Peace in a Plastic World
By Joshua Hren, First Things, 12 March 2019
Western secular culture “is a kind of hothouse growth,” Christopher Dawson wrote—an artificial culture that shelters us from “the direct impact of reality.” Neither birth nor death in secular societies occasions confrontation with ultimate realities. Rather, each brings us “into closer dependence on the state and its bureaucracy so that every human need can be met by filling in the appropriate form.” Evelyn Waugh’s Love Among the Ruins: A Romance of the Near Future dramatizes this sheltering. In this novella, “junior sub-official” Miles Plastic does clerical work for the “Department of Euthanasia” in a dystopian state. Plastic, whose surname epitomizes artificiality and malleability, ensures that those in line for a happy death do “not press ahead of their turn,” and adjusts “the television set for their amusement.” Although “a faint whiff of cyanide sometimes gave a hint of the mysteries beyond,” Plastic is content to empty the waste basket and brew tea for the patients.

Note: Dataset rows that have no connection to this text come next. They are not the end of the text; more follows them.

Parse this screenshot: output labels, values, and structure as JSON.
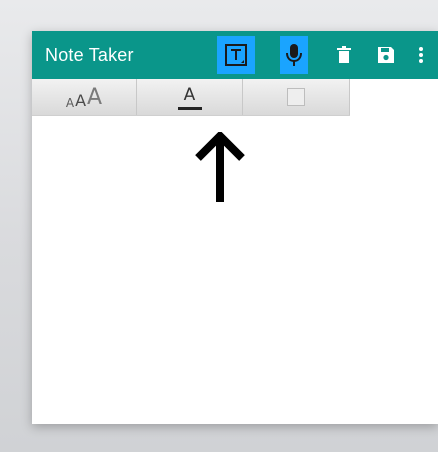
{
  "app": {
    "title": "Note Taker"
  },
  "toolbar": {
    "background": "#0a968a",
    "highlight": "#1aa4ff",
    "icons": [
      "text-mode-icon",
      "mic-icon",
      "delete-icon",
      "save-icon",
      "more-vert-icon"
    ]
  },
  "format_bar": {
    "font_size_glyphs": [
      "A",
      "A",
      "A"
    ],
    "text_color_letter": "A"
  }
}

Because the “services” offered by the Department of Euthanasia are “essential,” Plastic has no feast on “Santa Claus Day” (December 25). After work he walks to the hospital to visit his lover Clara, who is with child, and finds “the hall porter . . . engrossed in the television, which was performing an old obscure folk play which past generations had performed on Santa Claus Day, and was now revived and revised as a matter of historical interest.” The porter’s interest, Plastic supposes, is “professional,” for the show “dealt with maternity services before the days of Welfare.” The porter cannot look away from “the strange spectacle of an ox and an ass, an old man with a lantern, and a young mother.” “‘People here are always complaining,’” the porter says. “‘They ought to realize what things were like before Progress.’”